"Maybe they're in neighborhoods where I don't go," as Jonathan Richman sings in "Parties in the U.S.A.,"
a lament about the decline of the house party.)
Here's hoping that their decline is only temporary—that the resurgence of the no-frills neighborhood spot is the next big thing in the bar scene. Until then, here are a few of the chillest bars we can think of.
Chill bars of Detroit: a non-authoritative list, in no particular order
Northern Lights Lounge
Yeah, this bar has live music almost every night, but it's so chill before 9 pm. Meet a friend for a quiet conversation and stay for the jazz (or Motown legend Dennis Coffey). You will probably still be able to hear your companion.
Motor City Wine
What could be more chill than grabbing a bottle of wine from the bar and sharing it with friends? (Don't worry if you don't know too much about wine—they'll be chill about it.) MCW does host frequent live jazz music and DJs, but it's rarely obtrusive, and the patio is chill as hell, even when it's crowded. And it has a firepit.
Good cocktails starting at $6, a small pop-up menu on Wednesdays, and that's pretty much all there is to it—in other words, it's a consistently chill time. (Plus there's a bar dog.) It's only a couple of years old but feels like an old standby. Aspiring chill bars, take a page from the Bumbo's playbook.
A rare chill bar in the heart of downtown Detroit and a relaxed place to be even on game days. Occasional live jazz and blues music but nothing too crazy—not since they stopped hosting INSANE karaoke nights on the weekends, anyway.
A restaurant first, but the restaurant's recent expansion granted the city a great and chill place to have a glass of good wine or a good cocktail served by good people. Recommended: ordering an entire jar of pickles to share with your friends.
Is this cheating? The recently redesigned Kresge Court at the Detroit Institute of Arts is not really a bar. It is, however, a cozy and aesthetically pleasing place to have a glass of wine on a Friday night, when the DIA is open until 10 pm.
One of the city's oldest bars—it's been in the same family for over a hundred years—is also the prototype of a chill neighborhood bar, with twinkly lights, a big oafy bar dog, and a welcoming family-like atmosphere for both visitors and neighborhood regulars. Hot tip: Abick's also has a cigar room in what used to be a barbershop. Your call whether cigars are a chill experience or not.
[Want to read more about Detroit's classic bars? Check out this article that tries to determine what is Detroit's oldest bar, or this one on Detroit's longest serving bartenders, and another about Abick's itself.
A classy joint that's also chill for dining as well as drinking; the bar is separate from the restaurant, which is a plus. A caveat: the happy hour is famously great, but it can also get crowded, so the bar might be at its chillest later in the evening.
The Bronx Bar
It can get loud late at night, and the jukebox selections can be jarring, but 80% of the time, the Bronx is a reliable neighborhood spot with no fuss and great burgers. In the daytime they sometimes play classical music, which is extra chill.

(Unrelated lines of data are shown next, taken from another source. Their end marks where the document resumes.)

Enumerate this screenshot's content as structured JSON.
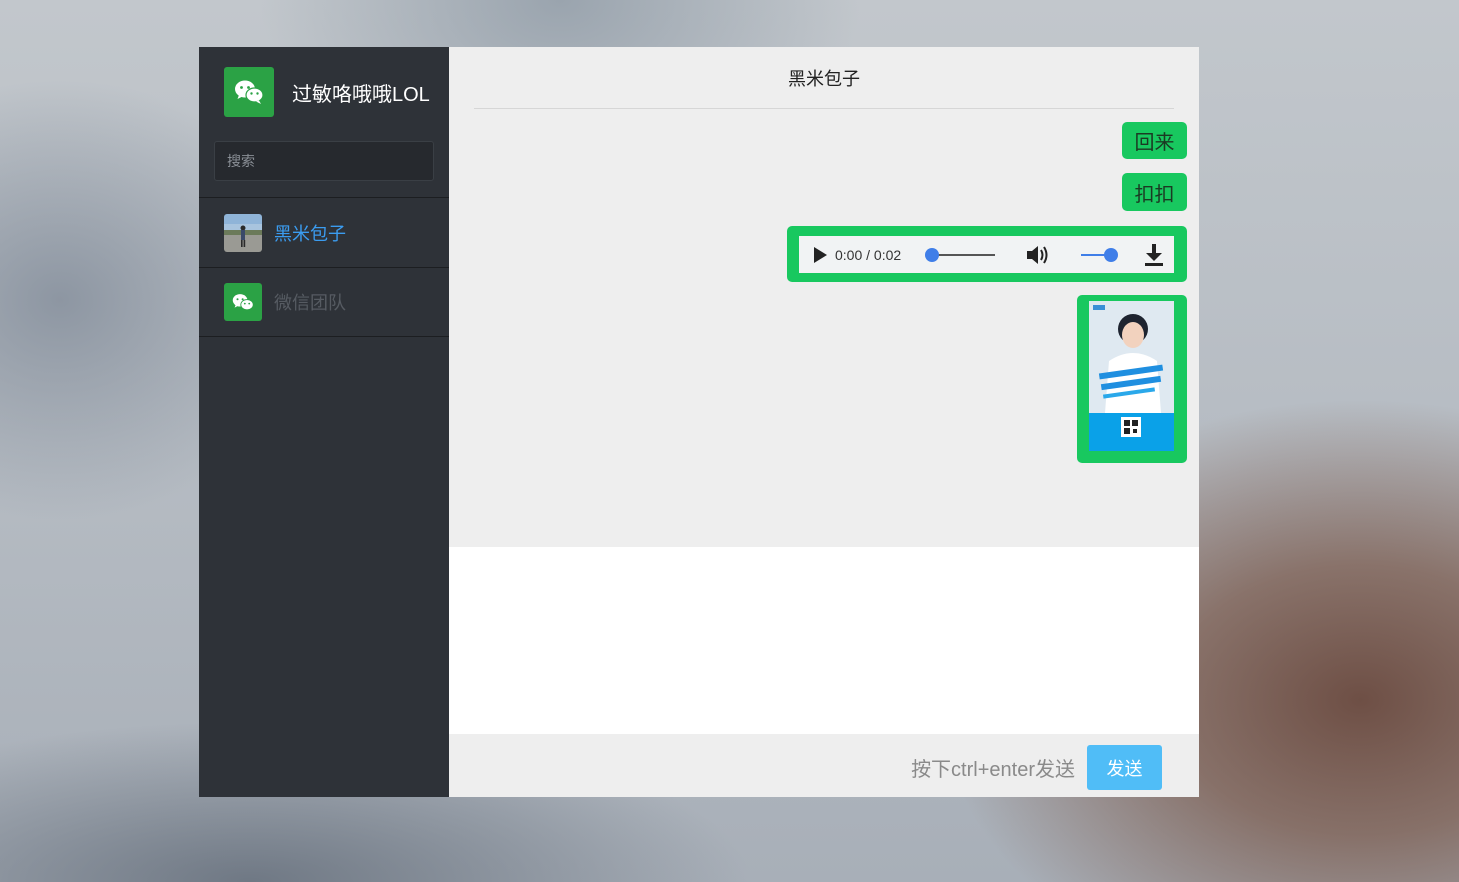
{
  "profile": {
    "name": "过敏咯哦哦LOL",
    "icon": "wechat-logo-icon"
  },
  "search": {
    "placeholder": "搜索"
  },
  "contacts": [
    {
      "name": "黑米包子",
      "active": true
    },
    {
      "name": "微信团队",
      "active": false
    }
  ],
  "chat": {
    "title": "黑米包子",
    "messages": [
      {
        "type": "text",
        "text": "回来"
      },
      {
        "type": "text",
        "text": "扣扣"
      },
      {
        "type": "audio",
        "time": "0:00 / 0:02",
        "progress": 0,
        "volume": 1
      },
      {
        "type": "image",
        "icon": "poster-image"
      }
    ]
  },
  "compose": {
    "value": ""
  },
  "footer": {
    "hint": "按下ctrl+enter发送",
    "send_label": "发送"
  },
  "colors": {
    "sidebar": "#2e3238",
    "wechat_green": "#2ba245",
    "bubble": "#18c85f",
    "active_contact": "#3b9cf0",
    "send_button": "#50bdf7"
  }
}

When there is live music in this one-room shanty bar, you will not be able to get anything close to a seat. When there is not live music, it may not be open. Or you may literally be the only person in the bar, and Ron might serve you some whiskey in a wine glass and make you a Spanish tortilla. Tom's Tavern is a roll of the dice, but on an off night, there are few more chill places to be.
This divey bar with Art Deco details is pretty chill when it's not hosting Haute to Death.
And I guess things could change with this bar's chillness during the 2017-2018 hockey season. We'll keep an eye on things, but you might want to enjoy the chill vibes here while you still can.
Did we forget your favorite chill bar? Let us know which ones we've overlooked so we can meet more friends for chill drinks this winter.